Task to complete — Could you filter the material and copy every line where the word "Ethington" occurs?

*** Opening Records for this task ***

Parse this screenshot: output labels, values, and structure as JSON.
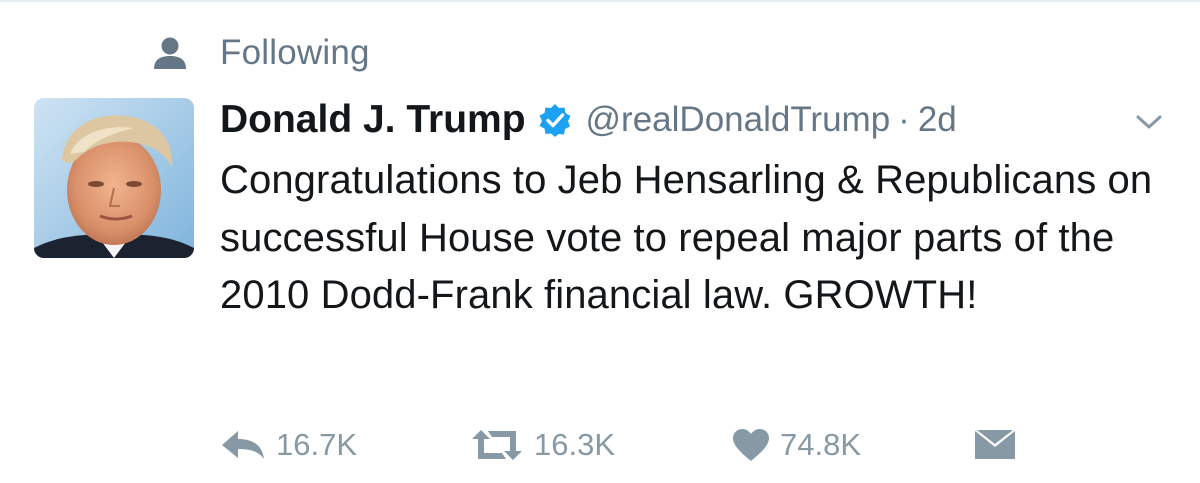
{
  "context": {
    "label": "Following",
    "icon": "person-icon"
  },
  "tweet": {
    "display_name": "Donald J. Trump",
    "verified_icon": "verified-badge-icon",
    "handle": "@realDonaldTrump",
    "separator": "·",
    "timestamp": "2d",
    "menu_icon": "chevron-down-icon",
    "text": "Congratulations to Jeb Hensarling & Republicans on successful House vote to repeal major parts of the 2010 Dodd-Frank financial law. GROWTH!"
  },
  "actions": {
    "reply": {
      "icon": "reply-icon",
      "count": "16.7K"
    },
    "retweet": {
      "icon": "retweet-icon",
      "count": "16.3K"
    },
    "like": {
      "icon": "heart-icon",
      "count": "74.8K"
    },
    "message": {
      "icon": "envelope-icon"
    }
  },
  "colors": {
    "text": "#14171a",
    "secondary": "#657786",
    "action": "#8899a6",
    "verified": "#1da1f2"
  }
}
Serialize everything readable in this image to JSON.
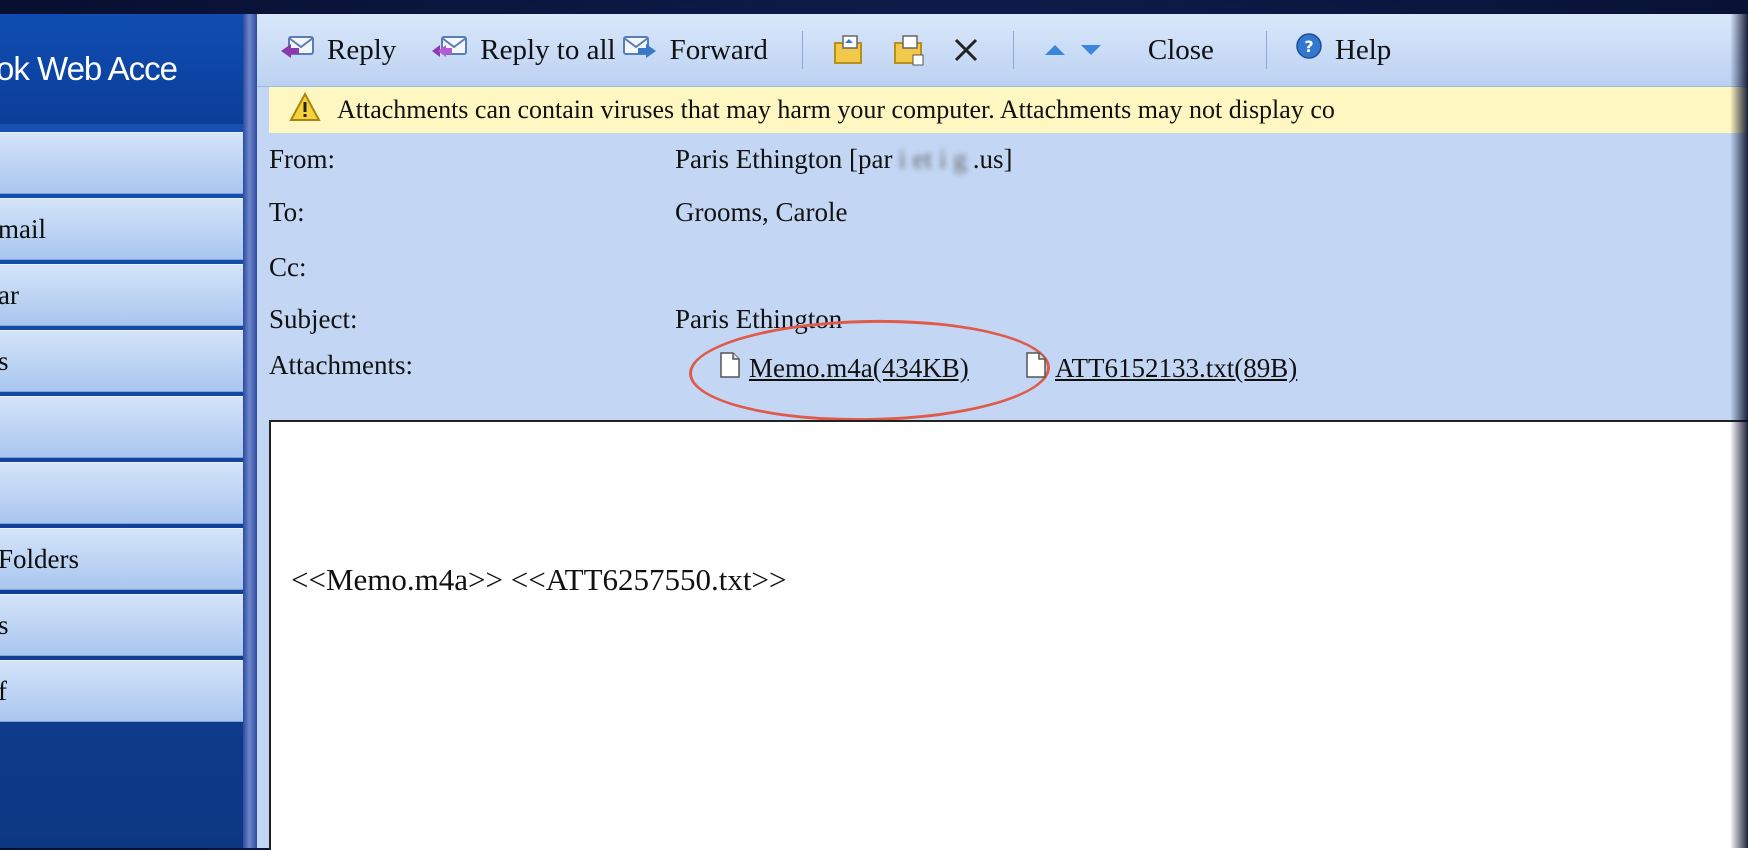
{
  "app": {
    "brand_title": "ok Web Acce"
  },
  "sidebar": {
    "items": [
      {
        "label": ""
      },
      {
        "label": "mail"
      },
      {
        "label": "ar"
      },
      {
        "label": "s"
      },
      {
        "label": ""
      },
      {
        "label": ""
      },
      {
        "label": "Folders"
      },
      {
        "label": "s"
      },
      {
        "label": "f"
      }
    ]
  },
  "toolbar": {
    "reply_label": "Reply",
    "reply_all_label": "Reply to all",
    "forward_label": "Forward",
    "close_label": "Close",
    "help_label": "Help"
  },
  "warning": {
    "text": "Attachments can contain viruses that may harm your computer. Attachments may not display co"
  },
  "message": {
    "from_label": "From:",
    "from_name": "Paris Ethington [par",
    "from_obscured": "i et i g",
    "from_suffix": ".us]",
    "to_label": "To:",
    "to_value": "Grooms, Carole",
    "cc_label": "Cc:",
    "cc_value": "",
    "subject_label": "Subject:",
    "subject_value": "Paris Ethington",
    "attachments_label": "Attachments:",
    "attachments": [
      {
        "name": "Memo.m4a(434KB)"
      },
      {
        "name": "ATT6152133.txt(89B)"
      }
    ],
    "body_text": "<<Memo.m4a>> <<ATT6257550.txt>>"
  },
  "colors": {
    "annotation_oval": "#e05a4a",
    "warning_bg": "#fff7c2",
    "header_bg": "#c3d7f4"
  }
}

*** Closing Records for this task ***

Answer to this exercise —
    "from_name": "Paris Ethington [par",
    "subject_value": "Paris Ethington",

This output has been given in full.